After criss-crossing the river and looking at the carvings, we start the walk back down. At this point, had I been by myself, I would have been thoroughly lost, so I’m thankful the driver insisted on coming with me! I had figured there would be crowds of people to follow, but it really is quite deserted!
Finally, we head to the finest temple of them all, Banteay Srei. This temple is cut from stone of a pinkish color and the stone carvings are exquisitely detailed. Though small, this temple is neat and orderly and quite beautiful. Carved monkeys sit at strategic corners of the temple, like little deformed midget kings. This temple was built in AD 967, commissioned not by a king but by a Brahman.
We make a quick stop at the Cambodia Landmine Museum, where the history of landmines is told, to bring awareness of the pervasive landmine problem in Cambodia. It also is a home which provides victims of landmines with education and support.
On our way back to Siem Reap, we stop along the side of the road to buy a little sugar cane. The locals are sitting along the side of the road selling it and they show me how they prepare it to eat.

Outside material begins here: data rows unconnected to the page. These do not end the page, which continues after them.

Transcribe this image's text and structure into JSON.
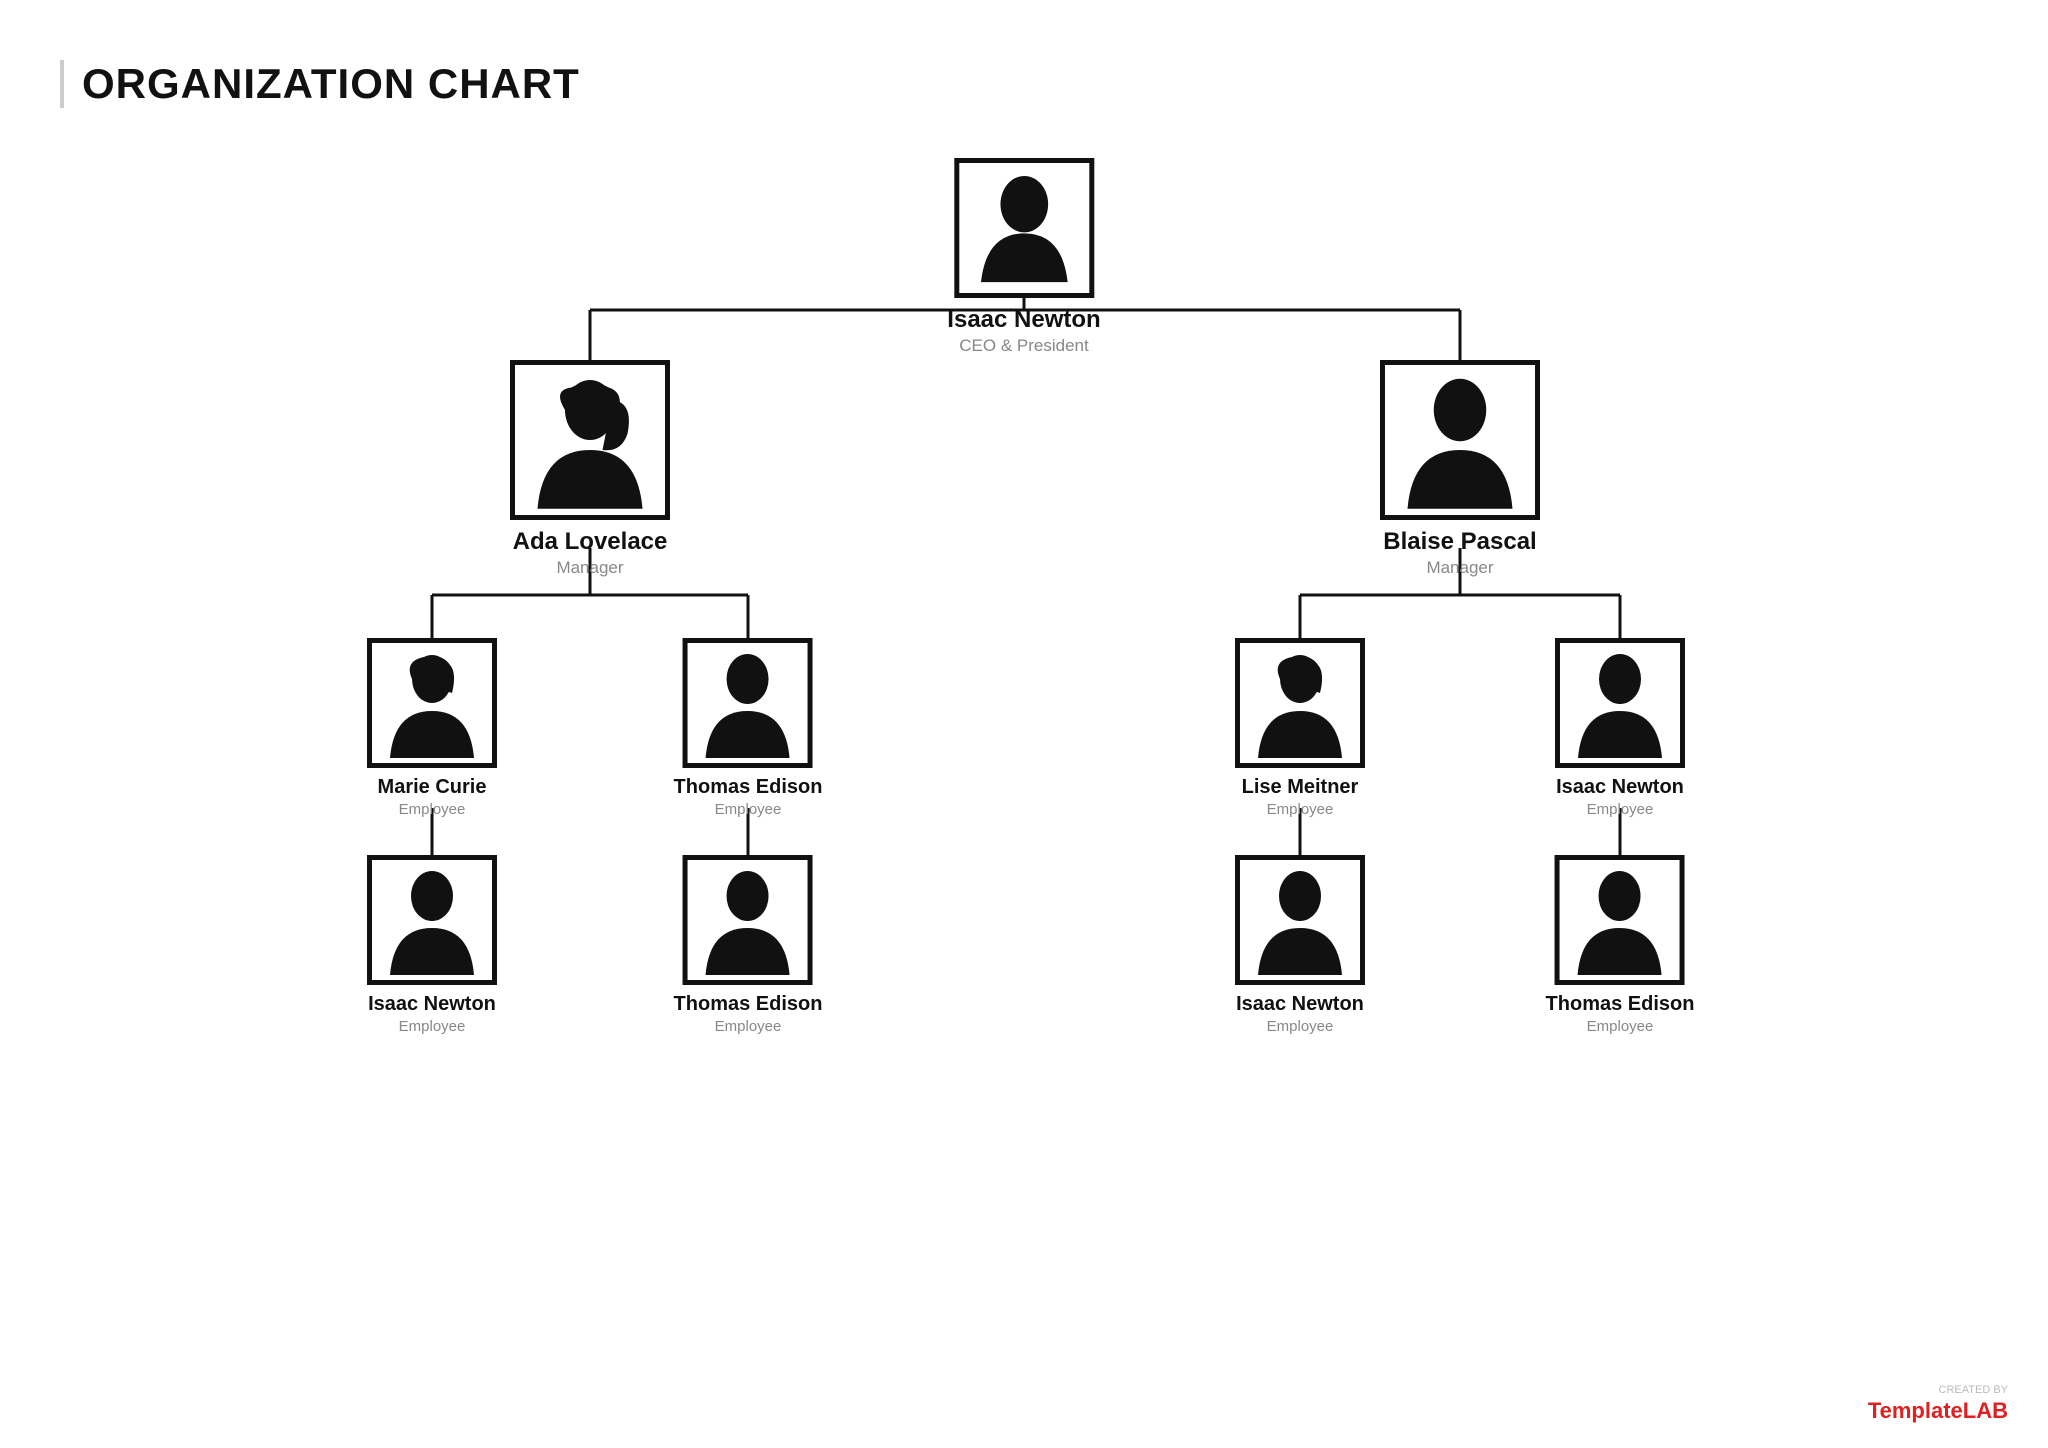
{
  "title": "ORGANIZATION CHART",
  "nodes": {
    "ceo": {
      "name": "Isaac Newton",
      "role": "CEO & President"
    },
    "mgr1": {
      "name": "Ada Lovelace",
      "role": "Manager"
    },
    "mgr2": {
      "name": "Blaise Pascal",
      "role": "Manager"
    },
    "emp1": {
      "name": "Marie Curie",
      "role": "Employee"
    },
    "emp2": {
      "name": "Thomas Edison",
      "role": "Employee"
    },
    "emp3": {
      "name": "Lise Meitner",
      "role": "Employee"
    },
    "emp4": {
      "name": "Isaac Newton",
      "role": "Employee"
    },
    "emp5": {
      "name": "Isaac Newton",
      "role": "Employee"
    },
    "emp6": {
      "name": "Thomas Edison",
      "role": "Employee"
    },
    "emp7": {
      "name": "Isaac Newton",
      "role": "Employee"
    },
    "emp8": {
      "name": "Thomas Edison",
      "role": "Employee"
    }
  },
  "badge": {
    "created_by": "CREATED BY",
    "brand_prefix": "Template",
    "brand_suffix": "LAB"
  }
}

Back in Siem Reap, I put on my bathing suit and sit by the pool. I actually try to go in for the first time, but it’s freezing! So I sit by the pool and read my book and close my eyes.
Later I go to a fabulous restaurant, just a several block walk down the same street as my hotel. Called the Sugar Palm, it’s an open air cafe on the second floor of a house, with dark wood and a large square bar in the middle. When I go in, there are no seats so I ask if I can eat at the bar, my favorite thing to do anyway. A woman around my age seats me and we strike up a conversation. It turns out she and her husband own the restaurant. Her name is Kethana and her husband, who she introduces me to, is Bruce. He’s Australian and she’s Cambodian but speaks perfect Australian English. I order a glass of red wine and she recommends the Asian eggplant with minced pork. I’m usually not a pork eater, but this is one of the most delectable things I’ve eaten on my entire trip.

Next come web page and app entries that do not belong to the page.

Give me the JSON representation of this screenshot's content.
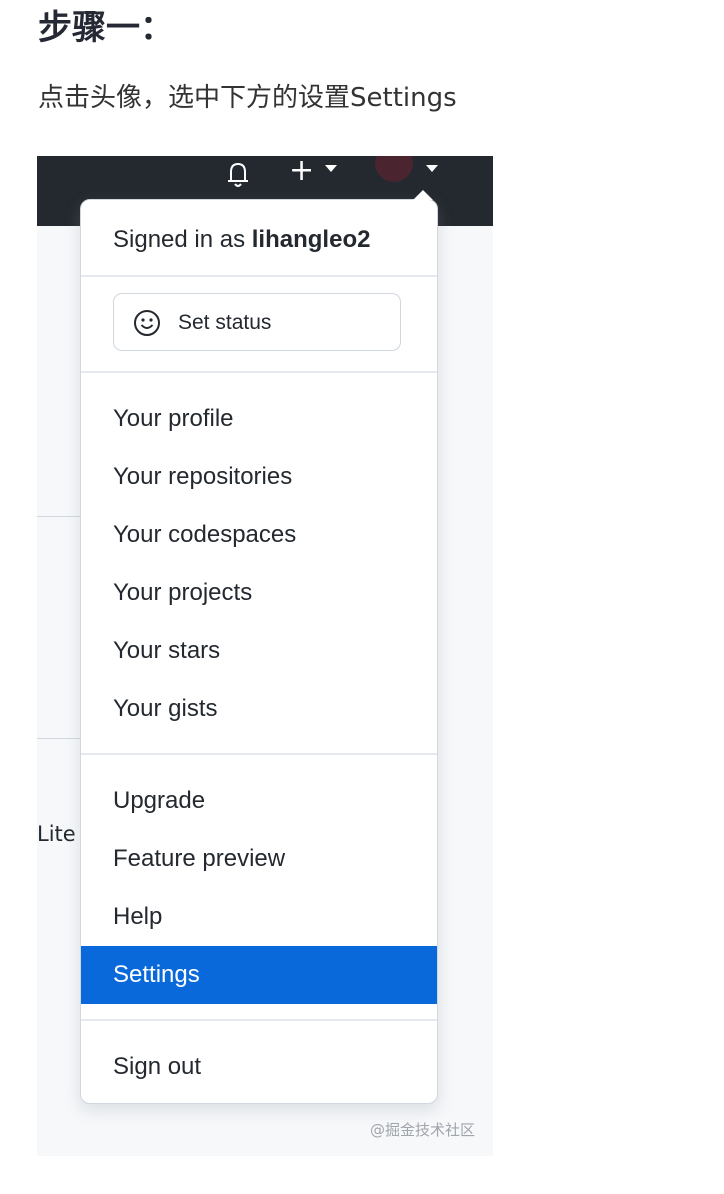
{
  "heading": "步骤一：",
  "instruction": "点击头像，选中下方的设置Settings",
  "header": {
    "icons": [
      "bell-icon",
      "plus-icon",
      "caret-down-icon",
      "avatar",
      "caret-down-icon"
    ],
    "plus_symbol": "+"
  },
  "background_fragment": {
    "text": "Lite"
  },
  "menu": {
    "signed_in_prefix": "Signed in as",
    "username": "lihangleo2",
    "set_status_label": "Set status",
    "group1": [
      "Your profile",
      "Your repositories",
      "Your codespaces",
      "Your projects",
      "Your stars",
      "Your gists"
    ],
    "group2": [
      "Upgrade",
      "Feature preview",
      "Help",
      "Settings"
    ],
    "sign_out": "Sign out",
    "highlighted_item": "Settings",
    "highlight_color": "#0969da"
  },
  "watermark": "@掘金技术社区"
}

While I sit at the bar, she comes to join me with her own glass of wine and we have a great conversation. She tells me about her marriage, hinting that marriage is sometimes difficult; she tells about her family and their lives straddling two continents, Australia and Asia. Later, some friends of hers come in and chat with us; they’re from West Virginia and he has a private airplane that he flies here. They have spent every winter in Cambodia for over 20 years. They ask me what I’m doing in my life and I tell them. I also say it’s been a lonely year in Korea, that I miss my family, especially my kids. I tell them sometimes I struggle with the dilemma of wanting to go back to my marriage, although I don’t even know if my husband would be interested. The woman becomes quite insistent; with humor in her voice, she says, “I think you should just keep going!” She then asks her husband, “I told her to just keep going, what do you think?” They both agree that I’m on a roll now and I should just keep traveling the world. They all suggest that I should try to teach in Cambodia, that Cambodia is amazing. I can see it is amazing! I love it myself. But I still have it in my mind to teach or work in the Middle East. They all three are appalled by that. Oh my gosh, forget the Middle East! they say emphatically. Asia is so much better!!

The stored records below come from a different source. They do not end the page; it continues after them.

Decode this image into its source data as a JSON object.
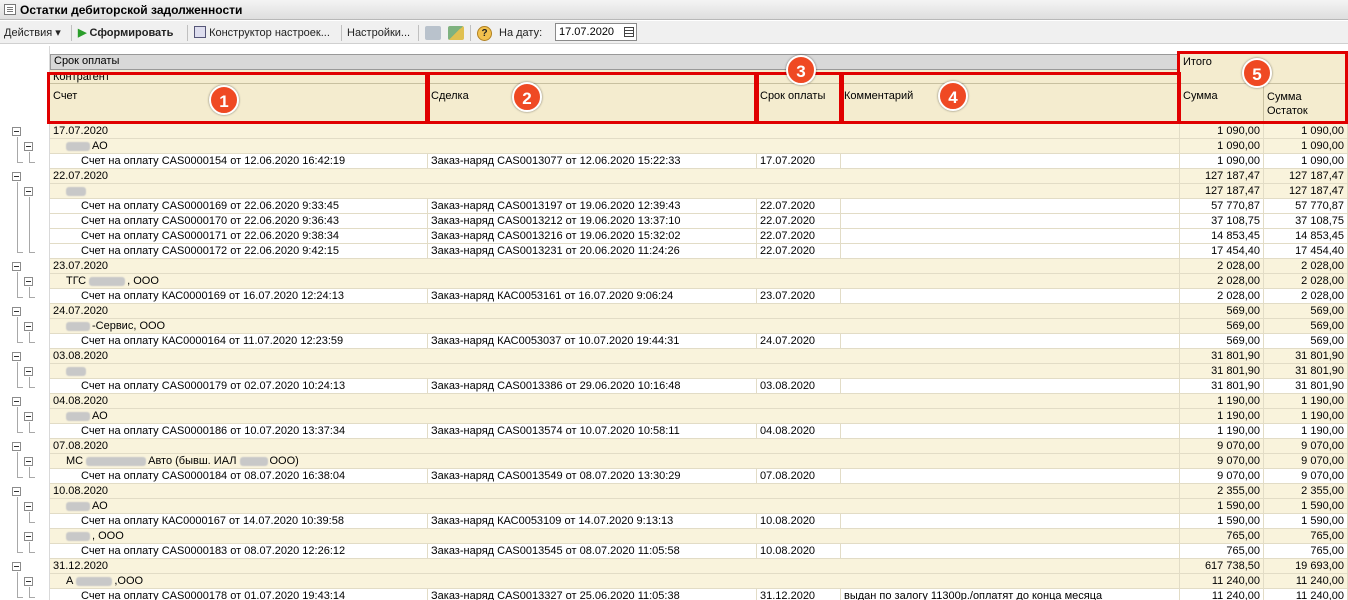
{
  "window": {
    "title": "Остатки дебиторской задолженности"
  },
  "toolbar": {
    "actions": "Действия",
    "form": "Сформировать",
    "constructor": "Конструктор настроек...",
    "settings": "Настройки...",
    "date_label": "На дату:",
    "date_value": "17.07.2020"
  },
  "header": {
    "top": "Срок оплаты",
    "total": "Итого",
    "contractor": "Контрагент",
    "account": "Счет",
    "deal": "Сделка",
    "due": "Срок оплаты",
    "comment": "Комментарий",
    "sum": "Сумма",
    "sum_rest": "Сумма Остаток"
  },
  "annotations": [
    "1",
    "2",
    "3",
    "4",
    "5"
  ],
  "rows": [
    {
      "level": 1,
      "a": "17.07.2020",
      "sum": "1 090,00",
      "rest": "1 090,00"
    },
    {
      "level": 2,
      "a": "АО",
      "blur": true,
      "sum": "1 090,00",
      "rest": "1 090,00"
    },
    {
      "level": 3,
      "a": "Счет на оплату CAS0000154 от 12.06.2020 16:42:19",
      "b": "Заказ-наряд CAS0013077 от 12.06.2020 15:22:33",
      "c": "17.07.2020",
      "sum": "1 090,00",
      "rest": "1 090,00"
    },
    {
      "level": 1,
      "a": "22.07.2020",
      "sum": "127 187,47",
      "rest": "127 187,47"
    },
    {
      "level": 2,
      "a": "",
      "blur": true,
      "sum": "127 187,47",
      "rest": "127 187,47"
    },
    {
      "level": 3,
      "a": "Счет на оплату CAS0000169 от 22.06.2020 9:33:45",
      "b": "Заказ-наряд CAS0013197 от 19.06.2020 12:39:43",
      "c": "22.07.2020",
      "sum": "57 770,87",
      "rest": "57 770,87"
    },
    {
      "level": 3,
      "a": "Счет на оплату CAS0000170 от 22.06.2020 9:36:43",
      "b": "Заказ-наряд CAS0013212 от 19.06.2020 13:37:10",
      "c": "22.07.2020",
      "sum": "37 108,75",
      "rest": "37 108,75"
    },
    {
      "level": 3,
      "a": "Счет на оплату CAS0000171 от 22.06.2020 9:38:34",
      "b": "Заказ-наряд CAS0013216 от 19.06.2020 15:32:02",
      "c": "22.07.2020",
      "sum": "14 853,45",
      "rest": "14 853,45"
    },
    {
      "level": 3,
      "a": "Счет на оплату CAS0000172 от 22.06.2020 9:42:15",
      "b": "Заказ-наряд CAS0013231 от 20.06.2020 11:24:26",
      "c": "22.07.2020",
      "sum": "17 454,40",
      "rest": "17 454,40"
    },
    {
      "level": 1,
      "a": "23.07.2020",
      "sum": "2 028,00",
      "rest": "2 028,00"
    },
    {
      "level": 2,
      "a": "ТГС",
      "a2": ", ООО",
      "blur": true,
      "sum": "2 028,00",
      "rest": "2 028,00"
    },
    {
      "level": 3,
      "a": "Счет на оплату КАС0000169 от 16.07.2020 12:24:13",
      "b": "Заказ-наряд КАС0053161 от 16.07.2020 9:06:24",
      "c": "23.07.2020",
      "sum": "2 028,00",
      "rest": "2 028,00"
    },
    {
      "level": 1,
      "a": "24.07.2020",
      "sum": "569,00",
      "rest": "569,00"
    },
    {
      "level": 2,
      "a": "-Сервис, ООО",
      "blur": true,
      "sum": "569,00",
      "rest": "569,00"
    },
    {
      "level": 3,
      "a": "Счет на оплату КАС0000164 от 11.07.2020 12:23:59",
      "b": "Заказ-наряд КАС0053037 от 10.07.2020 19:44:31",
      "c": "24.07.2020",
      "sum": "569,00",
      "rest": "569,00"
    },
    {
      "level": 1,
      "a": "03.08.2020",
      "sum": "31 801,90",
      "rest": "31 801,90"
    },
    {
      "level": 2,
      "a": "",
      "blur": true,
      "sum": "31 801,90",
      "rest": "31 801,90"
    },
    {
      "level": 3,
      "a": "Счет на оплату CAS0000179 от 02.07.2020 10:24:13",
      "b": "Заказ-наряд CAS0013386 от 29.06.2020 10:16:48",
      "c": "03.08.2020",
      "sum": "31 801,90",
      "rest": "31 801,90"
    },
    {
      "level": 1,
      "a": "04.08.2020",
      "sum": "1 190,00",
      "rest": "1 190,00"
    },
    {
      "level": 2,
      "a": "АО",
      "blur": true,
      "sum": "1 190,00",
      "rest": "1 190,00"
    },
    {
      "level": 3,
      "a": "Счет на оплату CAS0000186 от 10.07.2020 13:37:34",
      "b": "Заказ-наряд CAS0013574 от 10.07.2020 10:58:11",
      "c": "04.08.2020",
      "sum": "1 190,00",
      "rest": "1 190,00"
    },
    {
      "level": 1,
      "a": "07.08.2020",
      "sum": "9 070,00",
      "rest": "9 070,00"
    },
    {
      "level": 2,
      "a": "МС",
      "a2": "Авто (бывш. ИАЛ",
      "a3": "ООО)",
      "blur": true,
      "sum": "9 070,00",
      "rest": "9 070,00"
    },
    {
      "level": 3,
      "a": "Счет на оплату CAS0000184 от 08.07.2020 16:38:04",
      "b": "Заказ-наряд CAS0013549 от 08.07.2020 13:30:29",
      "c": "07.08.2020",
      "sum": "9 070,00",
      "rest": "9 070,00"
    },
    {
      "level": 1,
      "a": "10.08.2020",
      "sum": "2 355,00",
      "rest": "2 355,00"
    },
    {
      "level": 2,
      "a": "АО",
      "blur": true,
      "sum": "1 590,00",
      "rest": "1 590,00"
    },
    {
      "level": 3,
      "a": "Счет на оплату КАС0000167 от 14.07.2020 10:39:58",
      "b": "Заказ-наряд КАС0053109 от 14.07.2020 9:13:13",
      "c": "10.08.2020",
      "sum": "1 590,00",
      "rest": "1 590,00"
    },
    {
      "level": 2,
      "a": ", ООО",
      "blur": true,
      "sum": "765,00",
      "rest": "765,00"
    },
    {
      "level": 3,
      "a": "Счет на оплату CAS0000183 от 08.07.2020 12:26:12",
      "b": "Заказ-наряд CAS0013545 от 08.07.2020 11:05:58",
      "c": "10.08.2020",
      "sum": "765,00",
      "rest": "765,00"
    },
    {
      "level": 1,
      "a": "31.12.2020",
      "sum": "617 738,50",
      "rest": "19 693,00"
    },
    {
      "level": 2,
      "a": "А",
      "a2": ",ООО",
      "blur": true,
      "sum": "11 240,00",
      "rest": "11 240,00"
    },
    {
      "level": 3,
      "a": "Счет на оплату CAS0000178 от 01.07.2020 19:43:14",
      "b": "Заказ-наряд CAS0013327 от 25.06.2020 11:05:38",
      "c": "31.12.2020",
      "d": "выдан по залогу 11300р./оплатят до конца месяца",
      "sum": "11 240,00",
      "rest": "11 240,00"
    }
  ]
}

I don’t know what to say to this. I know where my heart leads me. Whether reality will take me there remains to be seen.